“We have seen an increase in [imaging] jobs,” said Annetra W., a senior principal recruiting consultant with AMN Healthcare, a healthcare staffing agency that specializes in placing allied health professionals in temporary assignments. “The market has really taken off this year, and I anticipate we will see more of that again next year.”
Annetra reported many permanent radiographers are experiencing burnout during the COVID-19 pandemic, taking time off, retiring early or leaving the field, which has led to more openings for travel imaging professionals.
“We have a surplus of assignments,” Annetra W. said. “Ultrasounds, MRI, CT and X-ray are booming right now.”
Employment trends in medical imaging
Demand for imaging professionals remains strong across the country, in both urban and rural areas. About three-quarters of the jobs are in hospital settings, with the balance in outpatient facilities.
Facilities seek imaging specialists experienced in general X-rays, MRI, CT scanning and sonography. They may float to various departments. Most states require a license for radiology.
In addition to testing and treatment for COVID-19, people are finally obtaining cancer screenings and treatment for nonurgent conditions.

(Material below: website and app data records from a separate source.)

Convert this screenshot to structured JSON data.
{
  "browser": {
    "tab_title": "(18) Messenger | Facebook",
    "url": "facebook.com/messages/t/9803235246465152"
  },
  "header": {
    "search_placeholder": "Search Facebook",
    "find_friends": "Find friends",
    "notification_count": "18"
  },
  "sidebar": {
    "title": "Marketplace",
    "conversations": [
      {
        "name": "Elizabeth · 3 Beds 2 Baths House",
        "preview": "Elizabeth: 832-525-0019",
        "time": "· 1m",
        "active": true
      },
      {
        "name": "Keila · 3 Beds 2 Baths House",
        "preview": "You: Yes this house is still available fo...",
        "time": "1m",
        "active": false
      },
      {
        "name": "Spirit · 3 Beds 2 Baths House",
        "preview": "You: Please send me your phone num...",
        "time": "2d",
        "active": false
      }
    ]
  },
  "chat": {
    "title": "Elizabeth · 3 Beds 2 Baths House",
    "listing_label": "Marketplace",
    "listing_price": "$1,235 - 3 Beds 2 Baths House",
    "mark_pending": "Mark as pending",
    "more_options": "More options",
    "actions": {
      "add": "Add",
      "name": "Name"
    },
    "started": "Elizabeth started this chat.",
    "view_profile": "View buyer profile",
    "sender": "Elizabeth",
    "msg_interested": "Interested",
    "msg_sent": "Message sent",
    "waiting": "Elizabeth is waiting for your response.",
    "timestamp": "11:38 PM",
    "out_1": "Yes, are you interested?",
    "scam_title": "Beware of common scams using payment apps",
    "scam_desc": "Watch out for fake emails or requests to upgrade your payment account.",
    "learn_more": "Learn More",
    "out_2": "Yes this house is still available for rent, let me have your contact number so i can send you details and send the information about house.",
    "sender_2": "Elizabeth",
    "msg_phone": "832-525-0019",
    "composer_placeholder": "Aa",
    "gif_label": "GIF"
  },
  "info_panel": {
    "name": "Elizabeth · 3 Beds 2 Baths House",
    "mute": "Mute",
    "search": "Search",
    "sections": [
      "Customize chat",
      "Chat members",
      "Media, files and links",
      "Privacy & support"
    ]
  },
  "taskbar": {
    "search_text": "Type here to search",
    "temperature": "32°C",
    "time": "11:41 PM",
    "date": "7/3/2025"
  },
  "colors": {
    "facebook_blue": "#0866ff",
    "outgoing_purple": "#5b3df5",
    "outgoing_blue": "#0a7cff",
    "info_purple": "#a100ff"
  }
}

The aging population, which requires more healthcare services, and the increasing number of people with chronic diseases is increasing demand for images, according to Carestream.
The U.S. Bureau of Labor Statistics predicts a 9 percent increase in radiologic and MRI technologist jobs by 2030, with 21,600 more position openings.

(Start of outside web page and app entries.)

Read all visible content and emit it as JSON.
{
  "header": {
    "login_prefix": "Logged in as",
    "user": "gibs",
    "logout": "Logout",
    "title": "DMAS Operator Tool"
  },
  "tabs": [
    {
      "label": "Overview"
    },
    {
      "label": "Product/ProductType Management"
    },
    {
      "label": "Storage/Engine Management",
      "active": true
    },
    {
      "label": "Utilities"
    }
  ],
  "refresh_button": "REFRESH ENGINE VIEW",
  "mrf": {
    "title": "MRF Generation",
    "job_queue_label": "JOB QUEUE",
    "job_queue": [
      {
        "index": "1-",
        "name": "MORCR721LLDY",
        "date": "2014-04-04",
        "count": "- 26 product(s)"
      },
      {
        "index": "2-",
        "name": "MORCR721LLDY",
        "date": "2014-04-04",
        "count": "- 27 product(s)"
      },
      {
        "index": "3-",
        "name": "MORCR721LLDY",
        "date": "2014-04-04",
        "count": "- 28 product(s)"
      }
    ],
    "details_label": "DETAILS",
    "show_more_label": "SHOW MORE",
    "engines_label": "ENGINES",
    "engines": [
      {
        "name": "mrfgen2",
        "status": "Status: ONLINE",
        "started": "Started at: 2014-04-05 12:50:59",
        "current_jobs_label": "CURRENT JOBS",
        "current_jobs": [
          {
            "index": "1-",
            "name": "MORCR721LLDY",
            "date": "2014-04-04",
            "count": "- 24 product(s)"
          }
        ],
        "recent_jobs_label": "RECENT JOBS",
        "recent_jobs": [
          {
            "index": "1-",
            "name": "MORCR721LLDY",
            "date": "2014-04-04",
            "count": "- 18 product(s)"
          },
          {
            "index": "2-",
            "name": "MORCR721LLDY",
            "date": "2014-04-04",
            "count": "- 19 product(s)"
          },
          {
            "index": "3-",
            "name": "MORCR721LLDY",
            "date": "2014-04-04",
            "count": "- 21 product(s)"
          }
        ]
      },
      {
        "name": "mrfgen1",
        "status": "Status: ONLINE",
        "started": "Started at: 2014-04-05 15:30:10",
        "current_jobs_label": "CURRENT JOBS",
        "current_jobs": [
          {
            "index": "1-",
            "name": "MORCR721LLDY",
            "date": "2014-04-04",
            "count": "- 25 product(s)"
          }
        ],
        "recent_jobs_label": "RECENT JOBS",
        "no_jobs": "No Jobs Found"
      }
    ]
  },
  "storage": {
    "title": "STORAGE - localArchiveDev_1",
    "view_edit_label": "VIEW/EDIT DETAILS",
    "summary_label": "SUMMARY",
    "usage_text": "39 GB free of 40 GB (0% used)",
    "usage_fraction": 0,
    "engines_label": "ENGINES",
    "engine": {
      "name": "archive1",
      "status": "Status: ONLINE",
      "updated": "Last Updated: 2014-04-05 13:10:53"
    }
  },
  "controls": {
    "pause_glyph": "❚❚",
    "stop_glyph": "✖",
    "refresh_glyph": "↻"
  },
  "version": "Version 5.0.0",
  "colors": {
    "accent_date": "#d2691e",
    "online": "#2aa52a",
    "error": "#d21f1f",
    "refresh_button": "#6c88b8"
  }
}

Nearly 350,000 registered radiologic technologists are working in health care settings, according to the American Society of Radiologic Technologists.
Technological trends in radiography and sonography
Artificial intelligence (AI) is an increasing trend in medical imaging, with vendors partnering with each other, according discussions at the RSNA 2021 conference in November. However, reimbursement is limited for AI image analysis, which limits its use.
RSNA attendees noted that another trend in medical imaging is the effort to improve operational efficiency and workflow, Facilities aim to see more patients in less time.
Among the trends in sonography is the use of contrast-enhanced ultrasound during cardiac and abdominal imaging, according to Cassling, an equipment vendor. Also, lung ultrasonography will continue being used to evaluate COVID-19 patients’ pneumonia in the intensive care unit.
Job opportunities for imaging professionals
Many imaging specialists decide to try travel assignments for the flexibility and to gain experience in various work settings.
“Travel affords our clinicians the opportunity to work in different areas of the country and a variety of hospital sizes, which can expose them to more exams or studies and different ways of working with physicians,” Annetra said.
Additionally, people near the end of their careers often choose to travel to maintain their skill sets, working one or two assignments per year, she added.
Most assignments last 13 weeks, with some short-term, month-long opportunities. Most travelers work 36 to 40 hours per week. Full-time allied travelers can receive health and dental benefits after 30 days employment.
Imaging specialists who work travel assignments will receive an hourly wage, and, if more than 50 miles from their tax home, stipends for housing or provided housing and a per diem for meals and incidentals.
For those arranging their own housing, traveler Facebook groups can help imaging specialists find popular accommodations, as they share their experiences with various housing options. Travelers should expect to pay for transportation or housing initially and will be reimbursed.
As more hospital systems move to the Epic electronic medical record, travelers with experience using that software system are attractive to the hiring facility, Annetra said.
Facilities, typically, want travel imaging specialists to be certified or registered and have one year of prior experience. They also may request basic life support (BLS) credentials.
There has never been a better time to travel as an imaging specialist, with opportunities in large and small communities from New England to California and locales in between. These travel assignments offer a chance to see the country and explore new regions while earning excellent compensation.